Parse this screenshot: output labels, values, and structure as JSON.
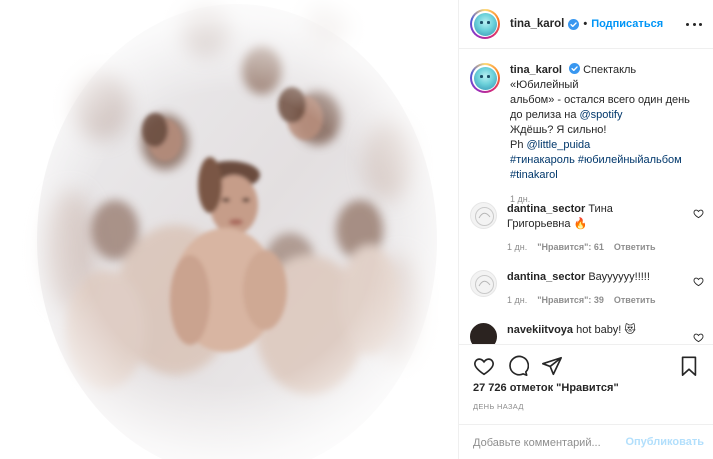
{
  "post": {
    "author": "tina_karol",
    "follow_label": "Подписаться",
    "dot": "•",
    "colors": {
      "accent": "#0095f6",
      "verified": "#3897f0",
      "link": "#00376b",
      "muted": "#8e8e8e"
    }
  },
  "caption": {
    "username": "tina_karol",
    "line1": "Спектакль «Юбилейный",
    "line2": "альбом» - остался всего один день",
    "line3": "до релиза на ",
    "mention_spotify": "@spotify",
    "line4": "Ждёшь? Я сильно!",
    "line5_prefix": "Ph ",
    "mention_photographer": "@little_puida",
    "hashtags_line1": "#тинакароль #юбилейныйальбом",
    "hashtags_line2": "#tinakarol",
    "time": "1 дн."
  },
  "comments": [
    {
      "username": "dantina_sector",
      "text_a": "Тина",
      "text_b": "Григорьевна 🔥",
      "time": "1 дн.",
      "likes": "\"Нравится\": 61",
      "reply": "Ответить"
    },
    {
      "username": "dantina_sector",
      "text_a": "Вауууууу!!!!!",
      "text_b": "",
      "time": "1 дн.",
      "likes": "\"Нравится\": 39",
      "reply": "Ответить"
    },
    {
      "username": "navekiitvoya",
      "text_a": "hot baby! 😻",
      "text_b": "",
      "time": "",
      "likes": "",
      "reply": ""
    }
  ],
  "actions": {
    "icons": [
      "heart-icon",
      "comment-icon",
      "share-icon",
      "bookmark-icon"
    ],
    "likes_text": "27 726 отметок \"Нравится\"",
    "date_text": "ДЕНЬ НАЗАД",
    "comment_placeholder": "Добавьте комментарий...",
    "publish_label": "Опубликовать"
  }
}
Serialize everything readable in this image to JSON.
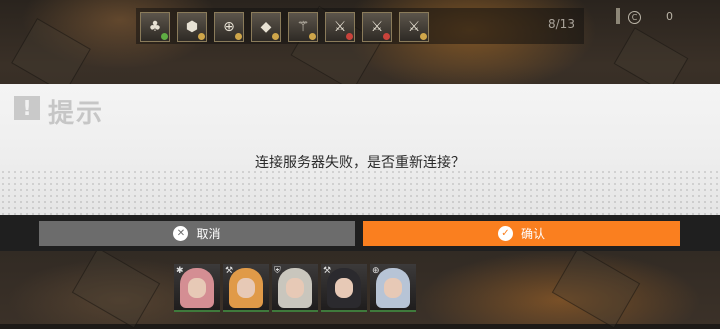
{
  "top_bar": {
    "slots": [
      {
        "icon": "plant-icon",
        "glyph": "♣",
        "mini": "#5fae43"
      },
      {
        "icon": "hexagon-icon",
        "glyph": "⬢",
        "mini": "#cfa64a"
      },
      {
        "icon": "crosshair-icon",
        "glyph": "⊕",
        "mini": "#cfa64a"
      },
      {
        "icon": "diamond-icon",
        "glyph": "◆",
        "mini": "#cfa64a"
      },
      {
        "icon": "wand-icon",
        "glyph": "⚚",
        "mini": "#cfa64a"
      },
      {
        "icon": "crossed-swords-icon",
        "glyph": "⚔",
        "mini": "#c9433b"
      },
      {
        "icon": "crossed-swords-icon",
        "glyph": "⚔",
        "mini": "#c9433b"
      },
      {
        "icon": "crossed-swords-icon",
        "glyph": "⚔",
        "mini": "#cfa64a"
      }
    ],
    "counter": "8/13",
    "resource_value": "0"
  },
  "dialog": {
    "title": "提示",
    "message": "连接服务器失败，是否重新连接？",
    "cancel_label": "取消",
    "confirm_label": "确认"
  },
  "team": [
    {
      "name": "portrait-1",
      "class_glyph": "✱",
      "hair": "#d48e93"
    },
    {
      "name": "portrait-2",
      "class_glyph": "⚒",
      "hair": "#e09a48"
    },
    {
      "name": "portrait-3",
      "class_glyph": "⛨",
      "hair": "#c9c6bd"
    },
    {
      "name": "portrait-4",
      "class_glyph": "⚒",
      "hair": "#2b2a2e"
    },
    {
      "name": "portrait-5",
      "class_glyph": "⊕",
      "hair": "#b7c4d6"
    }
  ],
  "colors": {
    "confirm": "#fa7f1f",
    "cancel": "#6c6c6c"
  }
}
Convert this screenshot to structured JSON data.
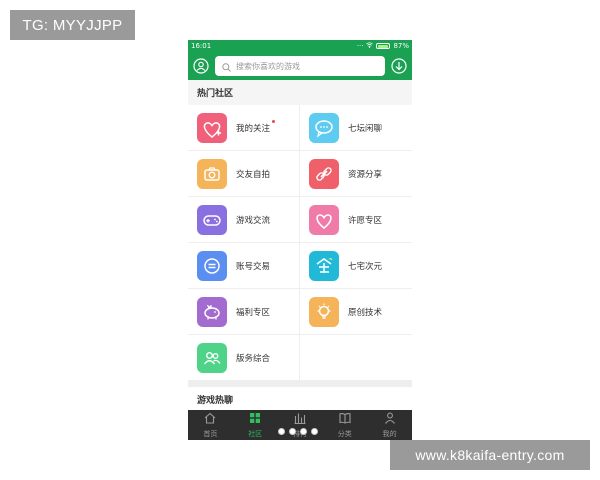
{
  "overlays": {
    "tag": "TG: MYYJJPP",
    "url": "www.k8kaifa-entry.com"
  },
  "status_bar": {
    "time": "16:01",
    "battery": "87%",
    "battery_level": 0.87
  },
  "header": {
    "search_placeholder": "搜索你喜欢的游戏"
  },
  "sections": {
    "hot_community": "热门社区",
    "game_chat": "游戏热聊"
  },
  "grid_items": [
    {
      "label": "我的关注",
      "icon": "heart-plus-icon",
      "color": "#f0607a",
      "dot": true
    },
    {
      "label": "七坛闲聊",
      "icon": "chat-bubble-icon",
      "color": "#5ecbf0",
      "dot": false
    },
    {
      "label": "交友自拍",
      "icon": "camera-icon",
      "color": "#f6b45a",
      "dot": false
    },
    {
      "label": "资源分享",
      "icon": "link-icon",
      "color": "#f0606a",
      "dot": false
    },
    {
      "label": "游戏交流",
      "icon": "gamepad-icon",
      "color": "#8a6fe0",
      "dot": false
    },
    {
      "label": "许愿专区",
      "icon": "heart-icon",
      "color": "#f07aa8",
      "dot": false
    },
    {
      "label": "账号交易",
      "icon": "coin-icon",
      "color": "#5a8ef0",
      "dot": false
    },
    {
      "label": "七宅次元",
      "icon": "house-char-icon",
      "color": "#22b8d8",
      "dot": false
    },
    {
      "label": "福利专区",
      "icon": "piggy-bank-icon",
      "color": "#a36bd0",
      "dot": false
    },
    {
      "label": "原创技术",
      "icon": "lightbulb-icon",
      "color": "#f6b45a",
      "dot": false
    },
    {
      "label": "版务综合",
      "icon": "users-icon",
      "color": "#4fd389",
      "dot": false
    }
  ],
  "tabs": [
    {
      "label": "首页",
      "icon": "home-icon"
    },
    {
      "label": "社区",
      "icon": "grid-icon",
      "active": true
    },
    {
      "label": "排行",
      "icon": "bar-chart-icon"
    },
    {
      "label": "分类",
      "icon": "book-icon"
    },
    {
      "label": "我的",
      "icon": "person-icon"
    }
  ],
  "colors": {
    "brand_green": "#1aa152",
    "tab_bar": "#2e2e2e",
    "tab_active": "#2fbf5c"
  }
}
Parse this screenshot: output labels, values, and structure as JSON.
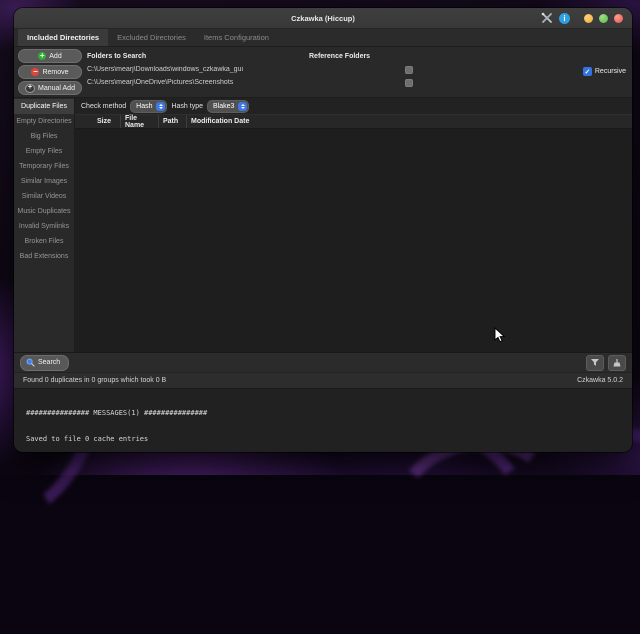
{
  "window": {
    "title": "Czkawka (Hiccup)"
  },
  "glyphs": {
    "plus": "+",
    "minus": "−",
    "check": "✓",
    "info": "i"
  },
  "tabs": [
    {
      "label": "Included Directories",
      "active": true
    },
    {
      "label": "Excluded Directories",
      "active": false
    },
    {
      "label": "Items Configuration",
      "active": false
    }
  ],
  "directories_panel": {
    "buttons": {
      "add": "Add",
      "remove": "Remove",
      "manual_add": "Manual Add"
    },
    "columns": {
      "folders": "Folders to Search",
      "reference": "Reference Folders"
    },
    "rows": [
      {
        "path": "C:\\Users\\mearj\\Downloads\\windows_czkawka_gui",
        "reference_checked": false
      },
      {
        "path": "C:\\Users\\mearj\\OneDrive\\Pictures\\Screenshots",
        "reference_checked": false
      }
    ],
    "recursive": {
      "label": "Recursive",
      "checked": true
    }
  },
  "sidebar": {
    "items": [
      {
        "label": "Duplicate Files",
        "active": true
      },
      {
        "label": "Empty Directories",
        "active": false
      },
      {
        "label": "Big Files",
        "active": false
      },
      {
        "label": "Empty Files",
        "active": false
      },
      {
        "label": "Temporary Files",
        "active": false
      },
      {
        "label": "Similar Images",
        "active": false
      },
      {
        "label": "Similar Videos",
        "active": false
      },
      {
        "label": "Music Duplicates",
        "active": false
      },
      {
        "label": "Invalid Symlinks",
        "active": false
      },
      {
        "label": "Broken Files",
        "active": false
      },
      {
        "label": "Bad Extensions",
        "active": false
      }
    ]
  },
  "options": {
    "check_method_label": "Check method",
    "check_method_value": "Hash",
    "hash_type_label": "Hash type",
    "hash_type_value": "Blake3"
  },
  "results_table": {
    "columns": [
      "Size",
      "File Name",
      "Path",
      "Modification Date"
    ]
  },
  "bottom": {
    "search_label": "Search"
  },
  "statusbar": {
    "message": "Found 0 duplicates in 0 groups which took 0 B",
    "version": "Czkawka 5.0.2"
  },
  "log": {
    "lines": [
      "############### MESSAGES(1) ###############",
      "Saved to file 0 cache entries"
    ]
  },
  "icons": {
    "tools": "crossed-wrench-and-screwdriver",
    "info": "info-circle-blue",
    "minimize": "yellow-traffic-dot",
    "maximize": "green-traffic-dot",
    "close": "red-traffic-dot",
    "add": "green-plus-circle",
    "remove": "red-minus-circle",
    "manual_add": "outlined-plus-circle",
    "dropdown": "blue-up-down-chevrons",
    "search": "blue-magnifier",
    "sort": "funnel",
    "clean": "broom"
  },
  "colors": {
    "accent_blue": "#3e78e7",
    "checkbox_blue": "#3273e0",
    "info_blue": "#2f9fe0",
    "traffic_yellow": "#eda93a",
    "traffic_green": "#58bb45",
    "traffic_red": "#e5544a",
    "add_green": "#2fae35",
    "remove_red": "#df4438",
    "titlebar_bg": "#3a3a3a",
    "panel_bg": "#292929",
    "table_bg": "#1e1e1e"
  }
}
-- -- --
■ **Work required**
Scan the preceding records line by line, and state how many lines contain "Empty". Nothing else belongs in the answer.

■ **Result below**
2